— WHAT IS BEING ASKED —
Your task is to repeat the entries below exactly and to leave their images out.

----------

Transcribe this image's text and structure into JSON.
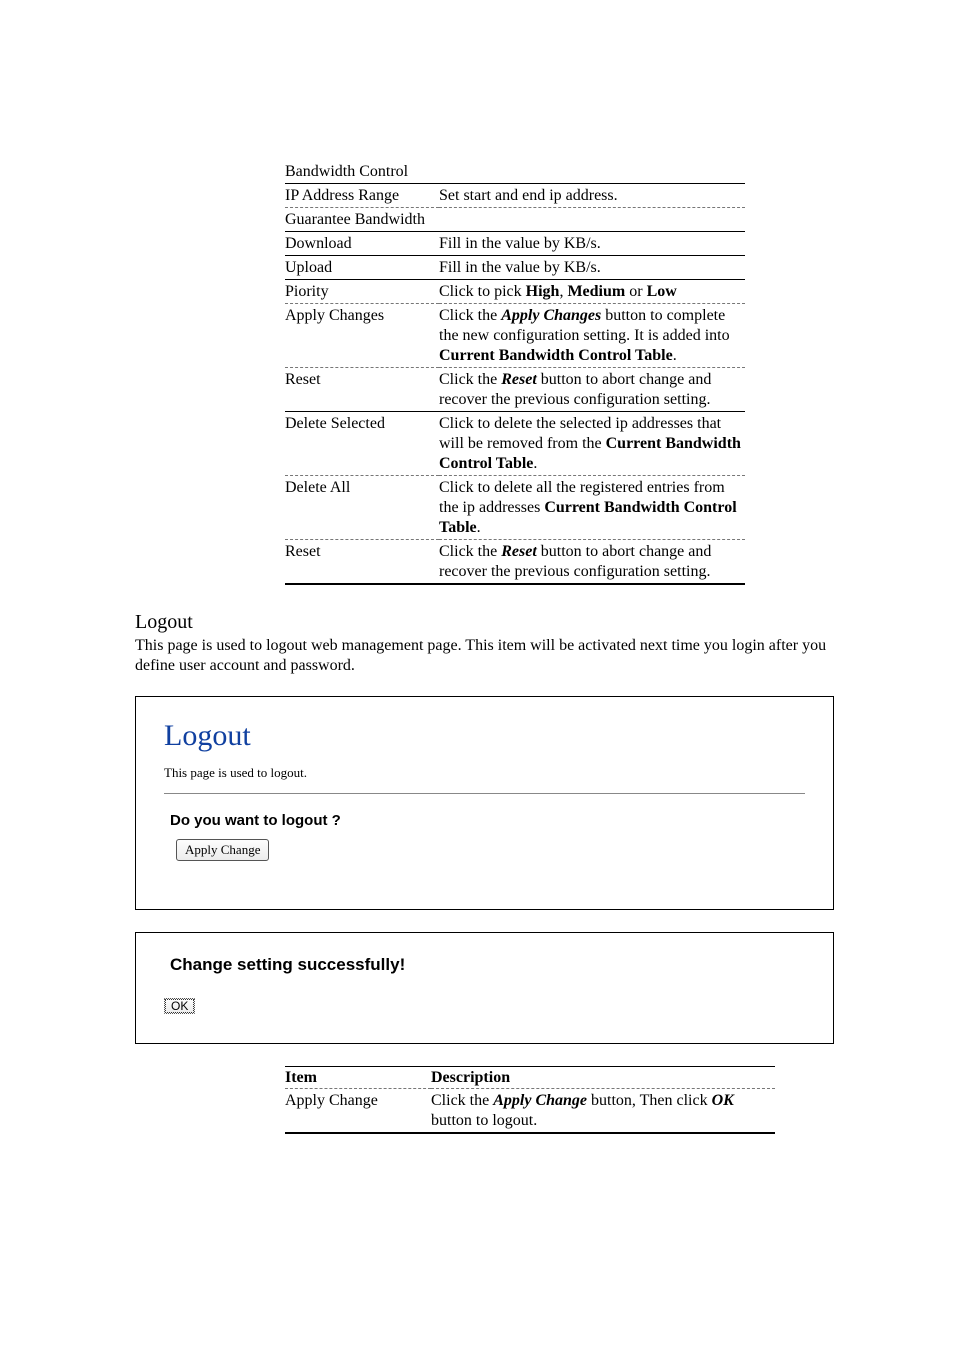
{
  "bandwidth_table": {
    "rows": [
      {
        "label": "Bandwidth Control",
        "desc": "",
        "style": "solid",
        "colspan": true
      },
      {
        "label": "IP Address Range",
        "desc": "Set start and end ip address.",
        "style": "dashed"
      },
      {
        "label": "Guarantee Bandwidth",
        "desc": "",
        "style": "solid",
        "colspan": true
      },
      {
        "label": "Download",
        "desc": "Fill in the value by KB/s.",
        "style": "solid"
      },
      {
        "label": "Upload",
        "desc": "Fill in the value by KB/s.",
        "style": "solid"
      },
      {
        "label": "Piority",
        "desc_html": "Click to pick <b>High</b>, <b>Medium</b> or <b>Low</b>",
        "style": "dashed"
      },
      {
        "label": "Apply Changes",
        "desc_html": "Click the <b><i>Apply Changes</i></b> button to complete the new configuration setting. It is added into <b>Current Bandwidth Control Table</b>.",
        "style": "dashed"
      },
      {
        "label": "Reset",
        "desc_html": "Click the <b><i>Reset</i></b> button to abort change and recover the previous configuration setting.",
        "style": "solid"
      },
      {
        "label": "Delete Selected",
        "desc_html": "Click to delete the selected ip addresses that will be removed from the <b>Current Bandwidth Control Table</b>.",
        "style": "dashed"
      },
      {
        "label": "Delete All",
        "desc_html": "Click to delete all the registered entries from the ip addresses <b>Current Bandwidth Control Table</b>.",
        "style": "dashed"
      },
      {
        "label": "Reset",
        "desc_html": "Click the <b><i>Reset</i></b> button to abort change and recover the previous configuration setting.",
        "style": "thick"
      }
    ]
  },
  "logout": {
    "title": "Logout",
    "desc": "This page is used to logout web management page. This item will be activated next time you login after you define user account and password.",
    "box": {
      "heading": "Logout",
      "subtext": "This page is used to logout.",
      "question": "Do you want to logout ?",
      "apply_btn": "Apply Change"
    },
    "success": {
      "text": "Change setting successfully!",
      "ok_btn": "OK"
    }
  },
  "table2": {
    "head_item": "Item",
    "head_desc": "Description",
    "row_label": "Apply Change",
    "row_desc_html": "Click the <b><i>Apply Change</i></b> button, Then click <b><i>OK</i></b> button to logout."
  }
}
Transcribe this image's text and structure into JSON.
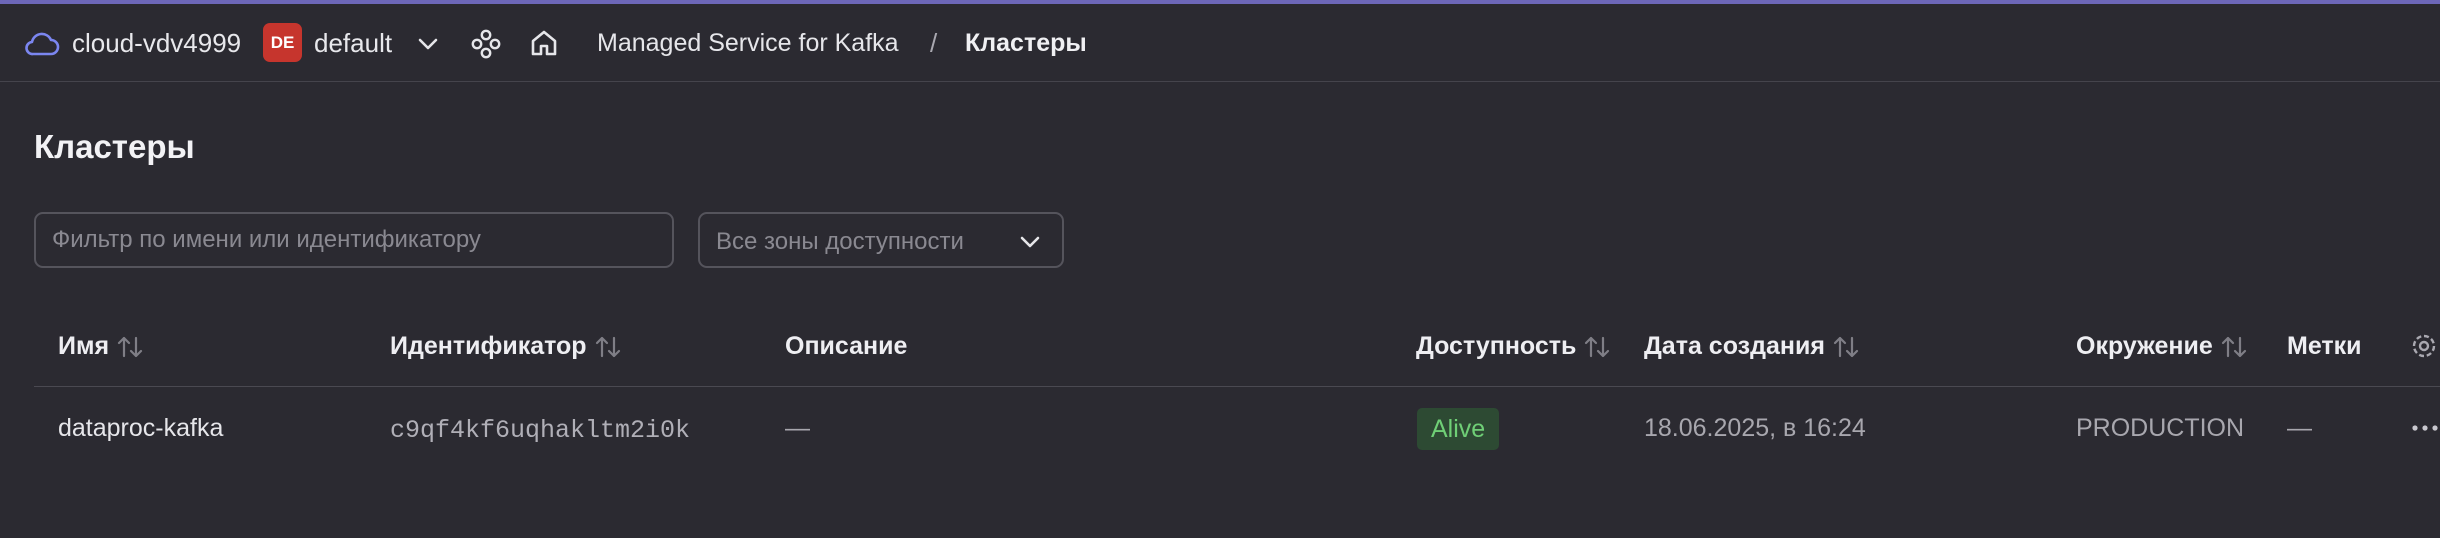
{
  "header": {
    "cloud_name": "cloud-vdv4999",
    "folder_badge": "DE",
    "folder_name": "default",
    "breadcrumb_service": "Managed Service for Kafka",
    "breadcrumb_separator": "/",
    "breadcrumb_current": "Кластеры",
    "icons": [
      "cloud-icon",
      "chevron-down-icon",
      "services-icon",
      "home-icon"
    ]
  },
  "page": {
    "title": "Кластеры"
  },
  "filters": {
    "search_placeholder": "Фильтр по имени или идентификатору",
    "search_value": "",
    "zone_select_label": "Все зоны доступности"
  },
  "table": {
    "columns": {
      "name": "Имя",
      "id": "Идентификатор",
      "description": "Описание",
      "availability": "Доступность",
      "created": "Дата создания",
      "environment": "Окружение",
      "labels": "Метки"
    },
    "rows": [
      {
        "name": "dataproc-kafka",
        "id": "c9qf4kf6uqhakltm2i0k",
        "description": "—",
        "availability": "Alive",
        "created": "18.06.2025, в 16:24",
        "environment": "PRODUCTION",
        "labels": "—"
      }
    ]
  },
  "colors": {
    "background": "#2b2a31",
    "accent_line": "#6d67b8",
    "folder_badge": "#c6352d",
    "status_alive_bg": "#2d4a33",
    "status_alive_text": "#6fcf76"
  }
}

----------

— OUTPUT BELOW —
Transcribe this image's text and structure into JSON.
{
  "bandwidth_table": {
    "rows": [
      {
        "label": "Bandwidth Control",
        "desc": "",
        "style": "solid",
        "colspan": true
      },
      {
        "label": "IP Address Range",
        "desc": "Set start and end ip address.",
        "style": "dashed"
      },
      {
        "label": "Guarantee Bandwidth",
        "desc": "",
        "style": "solid",
        "colspan": true
      },
      {
        "label": "Download",
        "desc": "Fill in the value by KB/s.",
        "style": "solid"
      },
      {
        "label": "Upload",
        "desc": "Fill in the value by KB/s.",
        "style": "solid"
      },
      {
        "label": "Piority",
        "desc_html": "Click to pick <b>High</b>, <b>Medium</b> or <b>Low</b>",
        "style": "dashed"
      },
      {
        "label": "Apply Changes",
        "desc_html": "Click the <b><i>Apply Changes</i></b> button to complete the new configuration setting. It is added into <b>Current Bandwidth Control Table</b>.",
        "style": "dashed"
      },
      {
        "label": "Reset",
        "desc_html": "Click the <b><i>Reset</i></b> button to abort change and recover the previous configuration setting.",
        "style": "solid"
      },
      {
        "label": "Delete Selected",
        "desc_html": "Click to delete the selected ip addresses that will be removed from the <b>Current Bandwidth Control Table</b>.",
        "style": "dashed"
      },
      {
        "label": "Delete All",
        "desc_html": "Click to delete all the registered entries from the ip addresses <b>Current Bandwidth Control Table</b>.",
        "style": "dashed"
      },
      {
        "label": "Reset",
        "desc_html": "Click the <b><i>Reset</i></b> button to abort change and recover the previous configuration setting.",
        "style": "thick"
      }
    ]
  },
  "logout": {
    "title": "Logout",
    "desc": "This page is used to logout web management page. This item will be activated next time you login after you define user account and password.",
    "box": {
      "heading": "Logout",
      "subtext": "This page is used to logout.",
      "question": "Do you want to logout ?",
      "apply_btn": "Apply Change"
    },
    "success": {
      "text": "Change setting successfully!",
      "ok_btn": "OK"
    }
  },
  "table2": {
    "head_item": "Item",
    "head_desc": "Description",
    "row_label": "Apply Change",
    "row_desc_html": "Click the <b><i>Apply Change</i></b> button, Then click <b><i>OK</i></b> button to logout."
  }
}
Transcribe this image's text and structure into JSON.
{
  "header": {
    "cloud_name": "cloud-vdv4999",
    "folder_badge": "DE",
    "folder_name": "default",
    "breadcrumb_service": "Managed Service for Kafka",
    "breadcrumb_separator": "/",
    "breadcrumb_current": "Кластеры",
    "icons": [
      "cloud-icon",
      "chevron-down-icon",
      "services-icon",
      "home-icon"
    ]
  },
  "page": {
    "title": "Кластеры"
  },
  "filters": {
    "search_placeholder": "Фильтр по имени или идентификатору",
    "search_value": "",
    "zone_select_label": "Все зоны доступности"
  },
  "table": {
    "columns": {
      "name": "Имя",
      "id": "Идентификатор",
      "description": "Описание",
      "availability": "Доступность",
      "created": "Дата создания",
      "environment": "Окружение",
      "labels": "Метки"
    },
    "rows": [
      {
        "name": "dataproc-kafka",
        "id": "c9qf4kf6uqhakltm2i0k",
        "description": "—",
        "availability": "Alive",
        "created": "18.06.2025, в 16:24",
        "environment": "PRODUCTION",
        "labels": "—"
      }
    ]
  },
  "colors": {
    "background": "#2b2a31",
    "accent_line": "#6d67b8",
    "folder_badge": "#c6352d",
    "status_alive_bg": "#2d4a33",
    "status_alive_text": "#6fcf76"
  }
}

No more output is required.